* The data:

- Opening Delimiter -

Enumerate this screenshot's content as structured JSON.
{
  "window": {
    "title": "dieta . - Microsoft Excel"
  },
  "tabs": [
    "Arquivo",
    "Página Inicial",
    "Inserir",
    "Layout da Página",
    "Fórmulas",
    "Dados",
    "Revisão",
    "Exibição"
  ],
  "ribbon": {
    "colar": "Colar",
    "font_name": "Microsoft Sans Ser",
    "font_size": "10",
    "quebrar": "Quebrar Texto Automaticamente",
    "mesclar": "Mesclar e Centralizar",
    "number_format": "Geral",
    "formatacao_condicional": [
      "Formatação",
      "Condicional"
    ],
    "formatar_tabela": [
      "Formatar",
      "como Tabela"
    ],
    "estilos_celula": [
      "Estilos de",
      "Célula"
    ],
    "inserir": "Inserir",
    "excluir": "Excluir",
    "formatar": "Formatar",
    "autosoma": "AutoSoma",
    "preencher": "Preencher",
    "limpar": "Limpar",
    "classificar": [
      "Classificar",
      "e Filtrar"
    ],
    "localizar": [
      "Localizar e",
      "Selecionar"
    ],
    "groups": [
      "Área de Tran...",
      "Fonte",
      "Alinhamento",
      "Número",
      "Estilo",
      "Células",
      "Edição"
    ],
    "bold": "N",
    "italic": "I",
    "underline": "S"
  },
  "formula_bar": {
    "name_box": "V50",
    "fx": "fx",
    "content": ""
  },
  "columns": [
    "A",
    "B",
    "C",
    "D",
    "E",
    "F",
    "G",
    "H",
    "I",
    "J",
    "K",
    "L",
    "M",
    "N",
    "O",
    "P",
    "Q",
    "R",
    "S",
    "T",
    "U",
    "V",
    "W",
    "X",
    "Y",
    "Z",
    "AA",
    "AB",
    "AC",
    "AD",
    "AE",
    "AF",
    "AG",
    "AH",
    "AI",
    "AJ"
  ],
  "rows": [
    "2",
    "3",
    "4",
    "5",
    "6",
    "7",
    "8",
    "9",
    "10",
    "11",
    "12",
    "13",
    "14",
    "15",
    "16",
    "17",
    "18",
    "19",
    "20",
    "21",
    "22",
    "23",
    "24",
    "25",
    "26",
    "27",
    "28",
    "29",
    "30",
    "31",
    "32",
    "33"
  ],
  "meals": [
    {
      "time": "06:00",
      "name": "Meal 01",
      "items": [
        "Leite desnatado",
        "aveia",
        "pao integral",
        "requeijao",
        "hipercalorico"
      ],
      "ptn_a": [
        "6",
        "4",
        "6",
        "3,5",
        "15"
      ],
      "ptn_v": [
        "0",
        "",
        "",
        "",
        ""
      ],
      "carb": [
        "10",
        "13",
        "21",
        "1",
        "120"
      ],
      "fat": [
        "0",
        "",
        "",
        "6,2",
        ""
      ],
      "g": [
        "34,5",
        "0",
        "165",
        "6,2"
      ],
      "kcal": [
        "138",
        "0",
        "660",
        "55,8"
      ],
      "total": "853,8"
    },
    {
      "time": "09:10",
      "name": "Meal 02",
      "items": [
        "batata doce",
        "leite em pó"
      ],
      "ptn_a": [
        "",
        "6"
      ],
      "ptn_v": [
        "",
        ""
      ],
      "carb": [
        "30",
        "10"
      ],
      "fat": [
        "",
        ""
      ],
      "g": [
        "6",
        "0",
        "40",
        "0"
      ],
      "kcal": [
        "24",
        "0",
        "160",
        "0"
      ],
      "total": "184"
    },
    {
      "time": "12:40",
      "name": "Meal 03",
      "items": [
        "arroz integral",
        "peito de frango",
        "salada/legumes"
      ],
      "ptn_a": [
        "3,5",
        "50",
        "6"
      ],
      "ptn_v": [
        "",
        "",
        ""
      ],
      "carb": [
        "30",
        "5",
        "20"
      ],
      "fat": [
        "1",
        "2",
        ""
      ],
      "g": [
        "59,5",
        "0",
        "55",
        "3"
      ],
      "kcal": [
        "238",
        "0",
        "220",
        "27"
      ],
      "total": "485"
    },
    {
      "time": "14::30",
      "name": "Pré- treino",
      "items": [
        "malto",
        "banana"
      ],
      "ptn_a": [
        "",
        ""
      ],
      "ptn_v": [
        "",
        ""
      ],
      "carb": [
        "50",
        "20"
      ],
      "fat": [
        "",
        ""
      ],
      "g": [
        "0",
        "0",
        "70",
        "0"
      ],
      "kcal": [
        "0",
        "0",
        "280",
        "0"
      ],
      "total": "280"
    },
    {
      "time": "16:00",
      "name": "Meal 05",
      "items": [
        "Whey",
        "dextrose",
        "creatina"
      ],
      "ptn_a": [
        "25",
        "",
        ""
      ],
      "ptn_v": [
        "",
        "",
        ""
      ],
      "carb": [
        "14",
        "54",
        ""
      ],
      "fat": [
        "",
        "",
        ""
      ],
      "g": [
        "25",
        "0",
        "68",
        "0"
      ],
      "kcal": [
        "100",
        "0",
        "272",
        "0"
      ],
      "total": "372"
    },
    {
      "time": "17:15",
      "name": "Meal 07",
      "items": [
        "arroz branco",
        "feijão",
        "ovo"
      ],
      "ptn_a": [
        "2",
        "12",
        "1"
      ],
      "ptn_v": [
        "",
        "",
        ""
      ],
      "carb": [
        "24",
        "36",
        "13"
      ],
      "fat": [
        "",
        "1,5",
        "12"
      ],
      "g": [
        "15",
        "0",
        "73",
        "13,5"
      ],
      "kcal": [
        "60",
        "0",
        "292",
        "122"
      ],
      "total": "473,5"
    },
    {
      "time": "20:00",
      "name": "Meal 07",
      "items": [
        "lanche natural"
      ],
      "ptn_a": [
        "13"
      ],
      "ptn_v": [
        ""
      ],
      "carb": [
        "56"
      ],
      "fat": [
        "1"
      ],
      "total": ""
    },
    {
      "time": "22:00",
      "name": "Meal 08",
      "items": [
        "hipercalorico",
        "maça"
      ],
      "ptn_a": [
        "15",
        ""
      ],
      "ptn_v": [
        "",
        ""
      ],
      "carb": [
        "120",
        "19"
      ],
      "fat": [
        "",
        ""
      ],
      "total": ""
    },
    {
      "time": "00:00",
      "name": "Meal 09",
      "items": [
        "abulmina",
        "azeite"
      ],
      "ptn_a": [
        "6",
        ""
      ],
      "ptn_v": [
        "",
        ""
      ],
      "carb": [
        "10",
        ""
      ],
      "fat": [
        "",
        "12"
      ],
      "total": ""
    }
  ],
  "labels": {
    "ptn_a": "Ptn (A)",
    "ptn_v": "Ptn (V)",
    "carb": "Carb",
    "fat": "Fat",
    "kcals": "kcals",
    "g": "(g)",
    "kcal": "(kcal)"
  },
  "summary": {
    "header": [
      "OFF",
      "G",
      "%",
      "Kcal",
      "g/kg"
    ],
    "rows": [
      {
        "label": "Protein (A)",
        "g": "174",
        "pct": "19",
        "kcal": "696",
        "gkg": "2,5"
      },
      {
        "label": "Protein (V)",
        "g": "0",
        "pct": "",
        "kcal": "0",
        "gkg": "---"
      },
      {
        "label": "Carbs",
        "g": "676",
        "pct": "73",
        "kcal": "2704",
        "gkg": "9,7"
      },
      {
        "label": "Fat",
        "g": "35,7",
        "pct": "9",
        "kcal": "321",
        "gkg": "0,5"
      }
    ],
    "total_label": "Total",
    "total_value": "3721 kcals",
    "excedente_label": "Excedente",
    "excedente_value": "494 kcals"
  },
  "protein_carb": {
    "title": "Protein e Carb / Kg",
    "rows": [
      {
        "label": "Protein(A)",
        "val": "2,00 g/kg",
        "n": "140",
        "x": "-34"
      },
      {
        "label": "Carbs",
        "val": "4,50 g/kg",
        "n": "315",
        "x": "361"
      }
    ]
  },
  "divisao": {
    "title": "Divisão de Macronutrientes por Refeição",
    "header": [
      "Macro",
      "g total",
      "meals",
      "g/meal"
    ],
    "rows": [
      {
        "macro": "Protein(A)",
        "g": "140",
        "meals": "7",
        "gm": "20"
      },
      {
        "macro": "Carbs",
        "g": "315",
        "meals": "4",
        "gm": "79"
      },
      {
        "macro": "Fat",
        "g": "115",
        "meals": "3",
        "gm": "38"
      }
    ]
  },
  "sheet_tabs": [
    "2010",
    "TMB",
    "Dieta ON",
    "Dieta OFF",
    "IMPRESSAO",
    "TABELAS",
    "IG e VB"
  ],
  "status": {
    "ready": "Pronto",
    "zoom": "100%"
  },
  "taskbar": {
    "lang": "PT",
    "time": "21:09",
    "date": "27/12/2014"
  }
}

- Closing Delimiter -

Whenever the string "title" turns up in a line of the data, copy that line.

* Written response:
    "title": "dieta . - Microsoft Excel"
    "title": "Protein e Carb / Kg",
    "title": "Divisão de Macronutrientes por Refeição",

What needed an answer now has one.